June 2022 - Charlbury Hedges

Published in Charlbury Chronicle June 2022

Hedges are so important in our landscape as wildlife corridors and refuges for plants, insects, birds, reptiles and small mammals. In Charlbury all our hedges are very old and the boundaries can be seen on our earliest map drawn up in 1761 by Thomas Pride for the new 4th Duke of Marlborough. This map shows the 90 owners of land in the parish, a large number with small “pieces” of land scattered all over the parish, some inclosed by private agreement and some within common fields. This large number of small land owners to negotiate with is no doubt the reason why Charlbury didn’t experience the radical reshaping of its land into large rectangular fields seen elsewhere and why we can still see these early field boundaries today.
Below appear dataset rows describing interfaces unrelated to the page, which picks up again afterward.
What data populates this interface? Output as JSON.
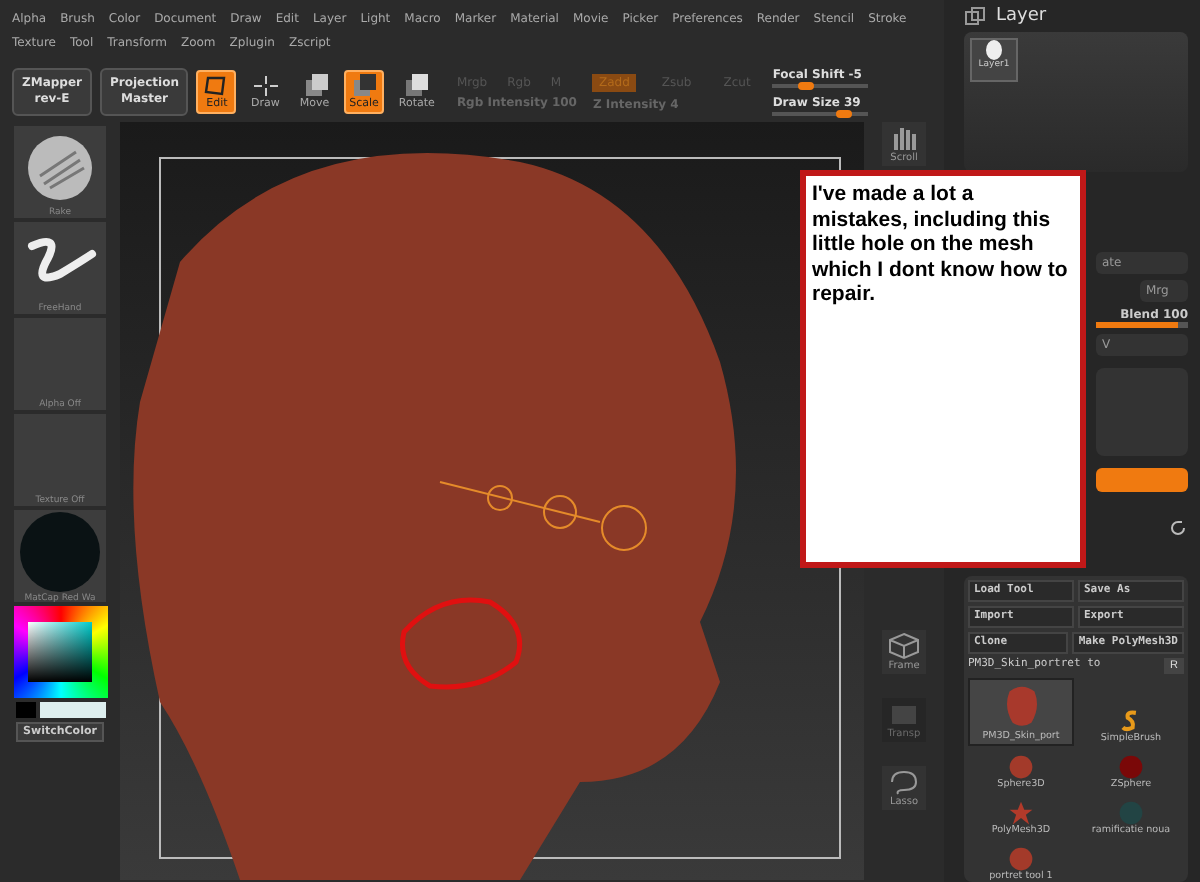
{
  "menu_rows": [
    [
      "Alpha",
      "Brush",
      "Color",
      "Document",
      "Draw",
      "Edit",
      "Layer",
      "Light",
      "Macro",
      "Marker",
      "Material",
      "Movie",
      "Picker",
      "Preferences",
      "Render",
      "Stencil",
      "Stroke"
    ],
    [
      "Texture",
      "Tool",
      "Transform",
      "Zoom",
      "Zplugin",
      "Zscript"
    ]
  ],
  "toolbar": {
    "big_buttons": [
      {
        "label": "ZMapper",
        "sub": "rev-E"
      },
      {
        "label": "Projection",
        "sub": "Master"
      }
    ],
    "tools": [
      {
        "label": "Edit",
        "kind": "edit",
        "selected": true
      },
      {
        "label": "Draw",
        "kind": "draw",
        "selected": false
      },
      {
        "label": "Move",
        "kind": "move",
        "selected": false
      },
      {
        "label": "Scale",
        "kind": "scale",
        "selected": true
      },
      {
        "label": "Rotate",
        "kind": "rotate",
        "selected": false
      }
    ],
    "rgb_labels": [
      "Mrgb",
      "Rgb",
      "M"
    ],
    "rgb_intensity": "Rgb Intensity 100",
    "z_modes": [
      {
        "label": "Zadd",
        "selected": true
      },
      {
        "label": "Zsub",
        "selected": false
      },
      {
        "label": "Zcut",
        "selected": false
      }
    ],
    "z_intensity": "Z Intensity 4",
    "focal_shift": {
      "label": "Focal Shift -5",
      "level": 0.35
    },
    "draw_size": {
      "label": "Draw Size 39",
      "level": 0.75
    }
  },
  "left_panel": {
    "slots": [
      {
        "label": "Rake",
        "kind": "rake"
      },
      {
        "label": "FreeHand",
        "kind": "stroke"
      },
      {
        "label": "Alpha Off",
        "kind": "empty"
      },
      {
        "label": "Texture Off",
        "kind": "empty"
      },
      {
        "label": "MatCap Red Wa",
        "kind": "material"
      }
    ],
    "switch_color": "SwitchColor"
  },
  "side_strip": [
    {
      "label": "Scroll",
      "kind": "hand",
      "disabled": false
    },
    {
      "label": "Frame",
      "kind": "cube",
      "disabled": false
    },
    {
      "label": "Transp",
      "kind": "layers",
      "disabled": true
    },
    {
      "label": "Lasso",
      "kind": "lasso",
      "disabled": false
    }
  ],
  "layer_panel": {
    "title": "Layer",
    "layer_name": "Layer1",
    "partial_1": "ate",
    "partial_2": "Mrg",
    "blend": {
      "label": "Blend 100",
      "level": 0.9
    },
    "partial_3": "V"
  },
  "tool_panel": {
    "buttons": [
      [
        "Load Tool",
        "Save As"
      ],
      [
        "Import",
        "Export"
      ],
      [
        "Clone",
        "Make PolyMesh3D"
      ]
    ],
    "current_tool": "PM3D_Skin_portret to",
    "r_button": "R",
    "tools": [
      {
        "label": "PM3D_Skin_port",
        "kind": "head",
        "selected": true
      },
      {
        "label": "SimpleBrush",
        "kind": "brush",
        "selected": false
      },
      {
        "label": "Sphere3D",
        "kind": "sphere",
        "selected": false
      },
      {
        "label": "ZSphere",
        "kind": "zsphere",
        "selected": false
      },
      {
        "label": "PolyMesh3D",
        "kind": "star",
        "selected": false
      },
      {
        "label": "ramificatie noua",
        "kind": "dark",
        "selected": false
      },
      {
        "label": "portret tool 1",
        "kind": "sphere",
        "selected": false
      }
    ]
  },
  "callout": "I've made a lot a mistakes, including this little hole on the mesh which I dont know how to repair."
}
Long Hedge Furlongs copyright Christine ElliottThe 1761 map shows some boundaries with large dots but unfortunately they are not explained in the key. Large dots are shown along the northern boundary of Long Hedge Furlongs and maybe the name suggests the dots are along an actual hedge (which is still there today), but large dots are also shown on some “unenclosed” boundaries and this maybe indicates the fields were enclosed even though the land was still classified as common ground. Other boundaries might be stone walls or just marked by stones or trees to identify junction points. The old trees along the Holly Bush Furlongs track south of the Ditchley Road are at regular intervals and look like they could delineate the ends of the old strip boundaries.

Another reason we’re lucky in Charlbury is that our hedges have been thoroughly surveyed by Alan Spicer and Don Porter over many years since the late 1970s – they provided a pilot model for CPRE Oxfordshire’s Hedgerow Survey initiative. They were looking specifically at the number of species and also at the ground flora to get an appreciation of the potential age of the hedge. Now in the 2020s, the People’s Trust for Endangered Species is doing a national survey of the hedges looking particularly at how they are managed and how healthy they are. Charlbury is now taking part in this survey to build on the earlier survey work done by Alan and Don.
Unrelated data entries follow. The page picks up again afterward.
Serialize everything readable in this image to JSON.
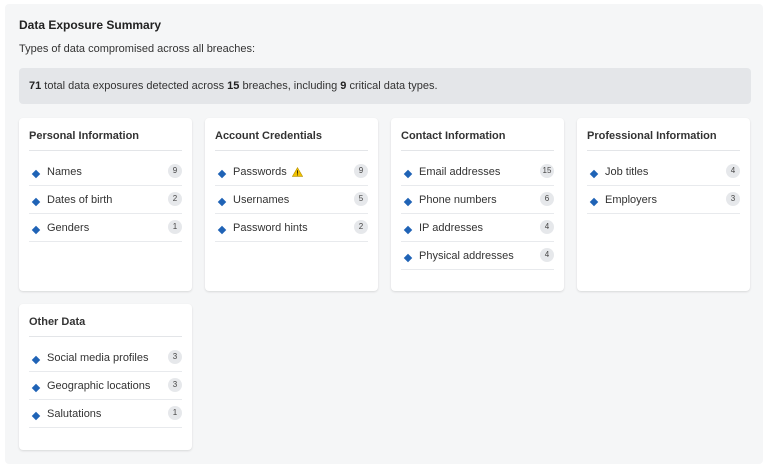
{
  "title": "Data Exposure Summary",
  "subtitle": "Types of data compromised across all breaches:",
  "summary": {
    "total": "71",
    "text1": " total data exposures detected across ",
    "breaches": "15",
    "text2": " breaches, including ",
    "critical": "9",
    "text3": " critical data types."
  },
  "colors": {
    "accent": "#1f63b6",
    "warning": "#f2c200"
  },
  "categories": [
    {
      "title": "Personal Information",
      "items": [
        {
          "label": "Names",
          "count": "9"
        },
        {
          "label": "Dates of birth",
          "count": "2"
        },
        {
          "label": "Genders",
          "count": "1"
        }
      ]
    },
    {
      "title": "Account Credentials",
      "items": [
        {
          "label": "Passwords",
          "count": "9",
          "warning_icon": "warning-triangle-icon"
        },
        {
          "label": "Usernames",
          "count": "5"
        },
        {
          "label": "Password hints",
          "count": "2"
        }
      ]
    },
    {
      "title": "Contact Information",
      "items": [
        {
          "label": "Email addresses",
          "count": "15"
        },
        {
          "label": "Phone numbers",
          "count": "6"
        },
        {
          "label": "IP addresses",
          "count": "4"
        },
        {
          "label": "Physical addresses",
          "count": "4"
        }
      ]
    },
    {
      "title": "Professional Information",
      "items": [
        {
          "label": "Job titles",
          "count": "4"
        },
        {
          "label": "Employers",
          "count": "3"
        }
      ]
    },
    {
      "title": "Other Data",
      "items": [
        {
          "label": "Social media profiles",
          "count": "3"
        },
        {
          "label": "Geographic locations",
          "count": "3"
        },
        {
          "label": "Salutations",
          "count": "1"
        }
      ]
    }
  ]
}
Hedgerows are dynamic, they keep growing and depending on how they are managed they might stay vibrant and healthy with a long future or they might disappear either through overcutting or neglect. Overcutting annually at the same point produces a visible knuckle producing new growth with nothing growing afresh from the base and providing little shelter for wildlife. Leaving a hedge totally uncut will naturally end up with the plants developing into a line of trees which will be relatively short-lived. Cutting a hedge is like coppicing or pollarding, it rejuvenates the growth from the cutting point and enables the plants to thrive for centuries. A good cutting regime, however, is not to cut in the same place each year, but to allow the hedge to grow by a few more inches each year – this allows some old wood to develop to provide flowers and then fruit. Legally, hedge cutting can only take place between September and February but it is good to cut as late as possible to provide a food supply for birds, insects and mammals overwinter. Another good practice is to let a hedge grow uncut for several years and then to either lay it or cut it back to the base for new growth to emerge – looks rather drastic but all our hedge species will respond well and regrow vigorously.

In Charlbury we’ll be re-surveying our hedges so if you would like to help then please get in touch (811057) - some training will be provided in July by Wild Oxfordshire and paid for by Charlbury Town Council. If you would like to learn more about hedges in advance then please have a look at these excellent video links. Wild Oxfordshire provided a “Talking Hedges” series of four webinars. In the first one Megan Gimber explains about the surveys taking place, the fourth one by Nigel Adams wasn’t recorded but Nigel spoke again at the 2022 Oxford Real Farming Conference as part of the session “Hedgerows – The green veins of our landscape” which can be seen 53 mins from the start.

As part of the Charlbury Festival on Sunday 19 June I will be doing a heritage field walk along the old Woodstock Way to the Saltway. Please come and join me to find out more about our local landscape over the past 300 years, we meet at 11.15 am on The Playing Close.

Charlbury Green Hub